→ TASK BRIEF
Print the records exactly. Every mark must remain.

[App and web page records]
========

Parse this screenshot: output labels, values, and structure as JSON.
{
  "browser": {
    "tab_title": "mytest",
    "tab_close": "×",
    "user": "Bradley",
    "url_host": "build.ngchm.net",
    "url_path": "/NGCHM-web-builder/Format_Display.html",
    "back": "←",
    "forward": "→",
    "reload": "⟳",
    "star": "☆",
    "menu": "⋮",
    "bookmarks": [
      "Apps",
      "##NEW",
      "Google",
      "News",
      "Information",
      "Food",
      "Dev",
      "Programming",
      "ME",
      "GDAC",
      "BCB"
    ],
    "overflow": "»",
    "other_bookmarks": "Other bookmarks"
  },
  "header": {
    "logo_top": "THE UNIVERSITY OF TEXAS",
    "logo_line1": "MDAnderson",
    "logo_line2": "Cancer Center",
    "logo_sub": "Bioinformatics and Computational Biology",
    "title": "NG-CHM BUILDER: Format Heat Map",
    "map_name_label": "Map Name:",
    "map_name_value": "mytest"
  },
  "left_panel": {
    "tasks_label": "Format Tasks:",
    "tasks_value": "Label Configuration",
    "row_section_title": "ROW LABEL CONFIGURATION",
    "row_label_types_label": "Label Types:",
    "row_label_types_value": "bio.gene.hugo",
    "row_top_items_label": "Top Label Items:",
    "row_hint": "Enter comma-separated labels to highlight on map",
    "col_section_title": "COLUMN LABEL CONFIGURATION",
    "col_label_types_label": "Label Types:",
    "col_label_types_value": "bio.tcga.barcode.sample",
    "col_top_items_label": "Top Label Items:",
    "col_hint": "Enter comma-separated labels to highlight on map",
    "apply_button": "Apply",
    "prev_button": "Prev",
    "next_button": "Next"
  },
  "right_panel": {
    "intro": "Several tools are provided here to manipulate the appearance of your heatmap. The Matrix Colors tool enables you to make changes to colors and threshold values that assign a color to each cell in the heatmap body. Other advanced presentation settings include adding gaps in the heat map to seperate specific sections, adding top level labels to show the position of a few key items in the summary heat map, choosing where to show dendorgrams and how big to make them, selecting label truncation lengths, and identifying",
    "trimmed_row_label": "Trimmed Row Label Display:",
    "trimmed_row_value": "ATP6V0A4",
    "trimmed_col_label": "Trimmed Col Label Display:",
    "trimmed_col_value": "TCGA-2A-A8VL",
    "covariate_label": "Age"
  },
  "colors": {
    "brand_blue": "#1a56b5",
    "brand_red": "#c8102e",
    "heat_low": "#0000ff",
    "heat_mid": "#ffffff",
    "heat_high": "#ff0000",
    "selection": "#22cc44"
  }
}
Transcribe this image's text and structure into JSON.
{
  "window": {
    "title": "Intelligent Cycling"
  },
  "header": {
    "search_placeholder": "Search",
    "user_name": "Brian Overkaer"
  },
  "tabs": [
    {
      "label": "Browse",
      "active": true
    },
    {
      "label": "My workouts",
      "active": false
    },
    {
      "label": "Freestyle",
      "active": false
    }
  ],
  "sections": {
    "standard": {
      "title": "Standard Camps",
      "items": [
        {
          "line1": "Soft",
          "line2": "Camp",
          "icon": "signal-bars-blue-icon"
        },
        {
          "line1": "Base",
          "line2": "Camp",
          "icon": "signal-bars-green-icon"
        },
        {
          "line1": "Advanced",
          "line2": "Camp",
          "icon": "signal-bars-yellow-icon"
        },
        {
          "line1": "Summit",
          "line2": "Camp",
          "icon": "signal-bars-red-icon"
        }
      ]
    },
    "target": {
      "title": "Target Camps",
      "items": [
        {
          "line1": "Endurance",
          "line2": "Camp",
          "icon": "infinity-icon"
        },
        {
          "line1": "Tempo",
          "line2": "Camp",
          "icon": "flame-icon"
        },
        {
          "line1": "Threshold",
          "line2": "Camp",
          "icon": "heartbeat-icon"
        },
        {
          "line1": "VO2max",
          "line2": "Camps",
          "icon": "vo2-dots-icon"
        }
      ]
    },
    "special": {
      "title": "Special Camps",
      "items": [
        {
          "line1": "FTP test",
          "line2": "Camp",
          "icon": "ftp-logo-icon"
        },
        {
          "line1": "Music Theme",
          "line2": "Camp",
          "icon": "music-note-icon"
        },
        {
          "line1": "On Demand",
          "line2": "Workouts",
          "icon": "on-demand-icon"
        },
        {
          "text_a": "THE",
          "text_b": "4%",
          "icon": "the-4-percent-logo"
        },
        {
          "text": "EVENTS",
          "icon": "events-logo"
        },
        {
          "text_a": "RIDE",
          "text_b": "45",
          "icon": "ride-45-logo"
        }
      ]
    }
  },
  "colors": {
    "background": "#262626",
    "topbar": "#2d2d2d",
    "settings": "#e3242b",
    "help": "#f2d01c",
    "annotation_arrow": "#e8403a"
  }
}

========

→ REPLY
Parse this screenshot: output labels, values, and structure as JSON.
{
  "browser": {
    "tab_title": "mytest",
    "tab_close": "×",
    "user": "Bradley",
    "url_host": "build.ngchm.net",
    "url_path": "/NGCHM-web-builder/Format_Display.html",
    "back": "←",
    "forward": "→",
    "reload": "⟳",
    "star": "☆",
    "menu": "⋮",
    "bookmarks": [
      "Apps",
      "##NEW",
      "Google",
      "News",
      "Information",
      "Food",
      "Dev",
      "Programming",
      "ME",
      "GDAC",
      "BCB"
    ],
    "overflow": "»",
    "other_bookmarks": "Other bookmarks"
  },
  "header": {
    "logo_top": "THE UNIVERSITY OF TEXAS",
    "logo_line1": "MDAnderson",
    "logo_line2": "Cancer Center",
    "logo_sub": "Bioinformatics and Computational Biology",
    "title": "NG-CHM BUILDER: Format Heat Map",
    "map_name_label": "Map Name:",
    "map_name_value": "mytest"
  },
  "left_panel": {
    "tasks_label": "Format Tasks:",
    "tasks_value": "Label Configuration",
    "row_section_title": "ROW LABEL CONFIGURATION",
    "row_label_types_label": "Label Types:",
    "row_label_types_value": "bio.gene.hugo",
    "row_top_items_label": "Top Label Items:",
    "row_hint": "Enter comma-separated labels to highlight on map",
    "col_section_title": "COLUMN LABEL CONFIGURATION",
    "col_label_types_label": "Label Types:",
    "col_label_types_value": "bio.tcga.barcode.sample",
    "col_top_items_label": "Top Label Items:",
    "col_hint": "Enter comma-separated labels to highlight on map",
    "apply_button": "Apply",
    "prev_button": "Prev",
    "next_button": "Next"
  },
  "right_panel": {
    "intro": "Several tools are provided here to manipulate the appearance of your heatmap. The Matrix Colors tool enables you to make changes to colors and threshold values that assign a color to each cell in the heatmap body. Other advanced presentation settings include adding gaps in the heat map to seperate specific sections, adding top level labels to show the position of a few key items in the summary heat map, choosing where to show dendorgrams and how big to make them, selecting label truncation lengths, and identifying",
    "trimmed_row_label": "Trimmed Row Label Display:",
    "trimmed_row_value": "ATP6V0A4",
    "trimmed_col_label": "Trimmed Col Label Display:",
    "trimmed_col_value": "TCGA-2A-A8VL",
    "covariate_label": "Age"
  },
  "colors": {
    "brand_blue": "#1a56b5",
    "brand_red": "#c8102e",
    "heat_low": "#0000ff",
    "heat_mid": "#ffffff",
    "heat_high": "#ff0000",
    "selection": "#22cc44"
  }
}
Transcribe this image's text and structure into JSON.
{
  "window": {
    "title": "Intelligent Cycling"
  },
  "header": {
    "search_placeholder": "Search",
    "user_name": "Brian Overkaer"
  },
  "tabs": [
    {
      "label": "Browse",
      "active": true
    },
    {
      "label": "My workouts",
      "active": false
    },
    {
      "label": "Freestyle",
      "active": false
    }
  ],
  "sections": {
    "standard": {
      "title": "Standard Camps",
      "items": [
        {
          "line1": "Soft",
          "line2": "Camp",
          "icon": "signal-bars-blue-icon"
        },
        {
          "line1": "Base",
          "line2": "Camp",
          "icon": "signal-bars-green-icon"
        },
        {
          "line1": "Advanced",
          "line2": "Camp",
          "icon": "signal-bars-yellow-icon"
        },
        {
          "line1": "Summit",
          "line2": "Camp",
          "icon": "signal-bars-red-icon"
        }
      ]
    },
    "target": {
      "title": "Target Camps",
      "items": [
        {
          "line1": "Endurance",
          "line2": "Camp",
          "icon": "infinity-icon"
        },
        {
          "line1": "Tempo",
          "line2": "Camp",
          "icon": "flame-icon"
        },
        {
          "line1": "Threshold",
          "line2": "Camp",
          "icon": "heartbeat-icon"
        },
        {
          "line1": "VO2max",
          "line2": "Camps",
          "icon": "vo2-dots-icon"
        }
      ]
    },
    "special": {
      "title": "Special Camps",
      "items": [
        {
          "line1": "FTP test",
          "line2": "Camp",
          "icon": "ftp-logo-icon"
        },
        {
          "line1": "Music Theme",
          "line2": "Camp",
          "icon": "music-note-icon"
        },
        {
          "line1": "On Demand",
          "line2": "Workouts",
          "icon": "on-demand-icon"
        },
        {
          "text_a": "THE",
          "text_b": "4%",
          "icon": "the-4-percent-logo"
        },
        {
          "text": "EVENTS",
          "icon": "events-logo"
        },
        {
          "text_a": "RIDE",
          "text_b": "45",
          "icon": "ride-45-logo"
        }
      ]
    }
  },
  "colors": {
    "background": "#262626",
    "topbar": "#2d2d2d",
    "settings": "#e3242b",
    "help": "#f2d01c",
    "annotation_arrow": "#e8403a"
  }
}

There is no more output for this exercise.